Definition of proscription in English:

proscription

noun

  • 1[mass noun] The action of forbidding something; banning:

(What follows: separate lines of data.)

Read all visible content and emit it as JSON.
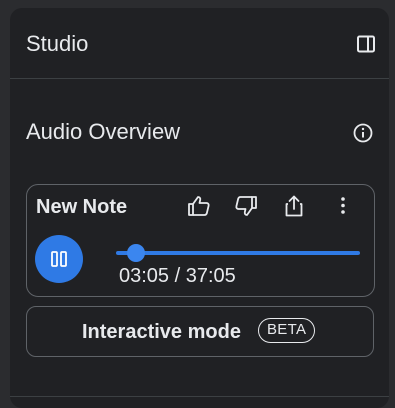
{
  "header": {
    "title": "Studio",
    "collapse_icon": "side-panel-icon"
  },
  "audio_overview": {
    "title": "Audio Overview",
    "info_icon": "info-icon",
    "card": {
      "title": "New Note",
      "actions": [
        "thumb-up-icon",
        "thumb-down-icon",
        "share-icon",
        "more-vert-icon"
      ],
      "play_state_icon": "pause-icon",
      "progress_fraction": 0.083,
      "time_display": "03:05 / 37:05"
    },
    "interactive": {
      "label": "Interactive mode",
      "badge": "BETA"
    }
  },
  "colors": {
    "accent": "#2f7ae5",
    "panel_bg": "#202124",
    "page_bg": "#2b2c2f",
    "text": "#e8eaed",
    "border": "#5f6368"
  }
}
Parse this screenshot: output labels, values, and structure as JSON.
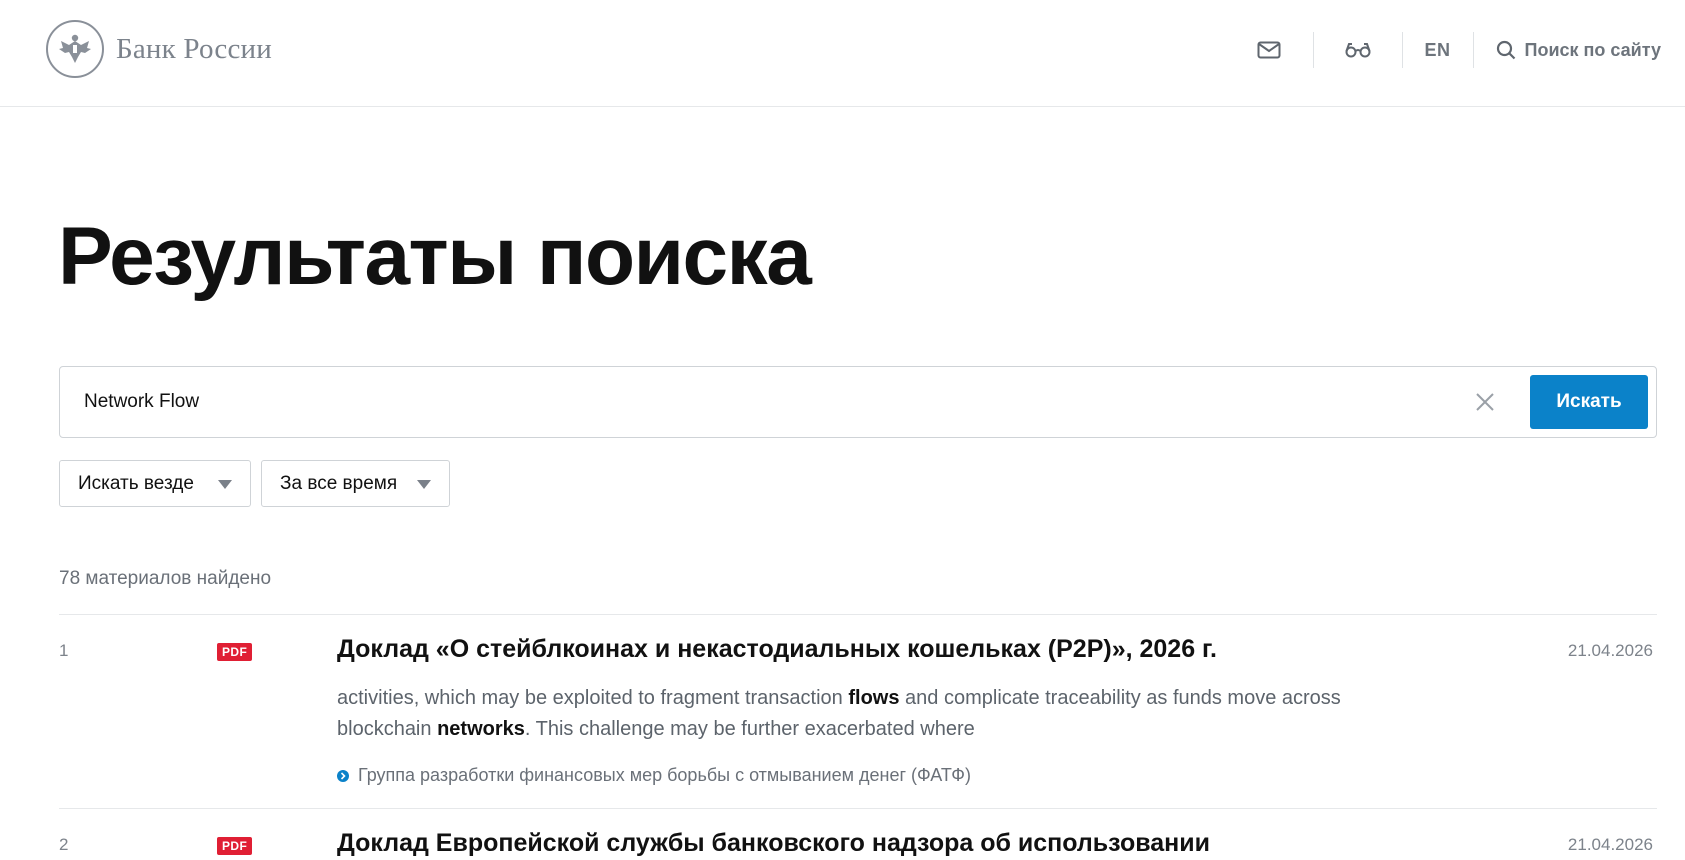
{
  "header": {
    "logo_text": "Банк России",
    "mail_icon": "mail-icon",
    "accessibility_icon": "glasses-icon",
    "lang_label": "EN",
    "search_label": "Поиск по сайту",
    "search_icon": "search-icon"
  },
  "page": {
    "title": "Результаты поиска"
  },
  "search": {
    "query": "Network Flow",
    "submit_label": "Искать",
    "clear_icon": "close-icon"
  },
  "filters": {
    "where": "Искать везде",
    "time": "За все время"
  },
  "results_count": "78 материалов найдено",
  "results": [
    {
      "number": "1",
      "badge": "PDF",
      "title": "Доклад «О стейблкоинах и некастодиальных кошельках (P2P)», 2026 г.",
      "date": "21.04.2026",
      "snippet_parts": [
        "activities, which may be exploited to fragment transaction ",
        "flows",
        " and complicate traceability as funds move across blockchain ",
        "networks",
        ". This challenge may be further exacerbated where"
      ],
      "source": "Группа разработки финансовых мер борьбы с отмыванием денег (ФАТФ)"
    },
    {
      "number": "2",
      "badge": "PDF",
      "title": "Доклад Европейской службы банковского надзора об использовании",
      "date": "21.04.2026"
    }
  ],
  "colors": {
    "accent": "#0b82c9",
    "pdf_badge": "#e01f34",
    "muted_text": "#6a7078"
  }
}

    ‘the proscription of the party after the 1715 Rebellion’
    • ‘Now some of the mysterious proscriptions in chapter eleven of Leviticus become more intelligible.’
    • ‘There are no provisions for banned passengers to see the accusatory information or contest their proscription.’
    • ‘The offences under sections 11 to 13 are all direct consequences of proscription.’
    • ‘And even if the courts were to countermand a proscription order, the damage done to the organisation during the period of proscription could be critical.’
    • ‘Historically, proscription has been a tool of political repression, not law enforcement.’
    • ‘Guilt is the operation of law, a proscription by law, upon conduct.’
    • ‘Historically, proscription has been used for political repression.’
    • ‘The ruling also does not override state proscriptions on funding to private or religious schools.’
    • ‘The proscription against physicians talking about themselves with patients comes from several different traditions.’
    • ‘Both sets of norms rest ultimately upon a fundamental principle of proscription concerning the infliction of militarily ' unnecessary suffering '.’
    • ‘He also suggested the government remove the entire part concerning the proscription of local organisations found to be endangering national security.’
    • ‘In May 1794 the Dublin Society was included in the wave of proscription which was then afflicting most anti-government organizations.’
    • ‘And for all its military ventures, justified and not, since 1945, the United States had never repudiated the charter's proscription of pre-emption.’
    • ‘Religious opposition to coffee drinking resulted in political proscription a number of times during the sixteenth century.’
    • ‘Proscription is designed to outlaw organisations deemed a threat to national security.’
    • ‘By the way, there is no requirement from the UN Security Council for a general proscription power to be enacted.’
    • ‘Whether done by the Attorney General or a judge proscription should not be allowed.’
    • ‘There is also a proscription against any form of harassment.’
    • ‘Virginia would no longer suffer such state prescriptions or proscriptions of religion.’
    prohibition, prohibiting, forbidding, banning, ban, barring, bar, disallowing, ruling out, embargo, embargoing, vetoing, veto, making illegal, interdicting, interdict, outlawing, tabooing
    condemnation, denunciation, attack, criticism, censure, denigration, damning, rejection
    View synonyms
    1. 1.1 Condemnation or denunciation of something:
      ‘he plays a the priest whose moral proscriptions lead only to catastrophe’
      • ‘Deep down inside, staying alive (a biological imperative) took precedence over social proscriptions against cannibalism.’
      • ‘But with it would also come the the Christian proscriptions and hence need for encryption.’
      • ‘Personally, I am strongly opposed to proscription in any form.’
      • ‘But this push is neither a proscription or a requirement for the latter to dominate economic development, or even the socialization process itself.’
      • ‘With respect, I think you are drawing a far too narrow proscription.’
      • ‘What's with the proscription on frying in the brownstone, anyway?’
      • ‘The name of Middleton was unpopular, and his proscription very naturally tempted me to peruse his writings and those of his antagonists.’
      • ‘But that description of my mission is not a proscription for your article.’
      • ‘But its proscriptions make plain the recklessness that characterises imperialist policy.’
      • ‘Many Islamic states for reasons of religious proscription have no such debate.’
      • ‘Oblivious to carb counts, I ended up following the main proscription of popular low-carb diets: no refined carbohydrate foods.’
      • ‘But these stories contain much more than moral visions and proscriptions.’
      • ‘This is both a trite platitude and a profound proscription.’
      • ‘His essential concern is that rampant materialism, unhindered by any generally accepted ethical proscription, will degrade the natural environment.’
      • ‘His work encodes and decodes physical and cultural landscapes in ways that challenge the assumptions, proscriptions, and prohibitions built into human environments.’
      • ‘Although I agree with none of these proscriptions, I have been obediently observing them. "’
      • ‘However, what would her proscription there have been?’
      • ‘There should, in short, never be a blanket proscription of expression.’
      • ‘Dr. Pipa did not shun away from the traditional understanding of Isaiah 58: 13-14 and its proscription of worldly employments and recreations.’
      • ‘The practice of dissection had stopped altogether, chiefly due to contemporaneous religious proscriptions.’

Pronunciation

proscription

/prə(ʊ)ˈskrɪpʃ(ə)n/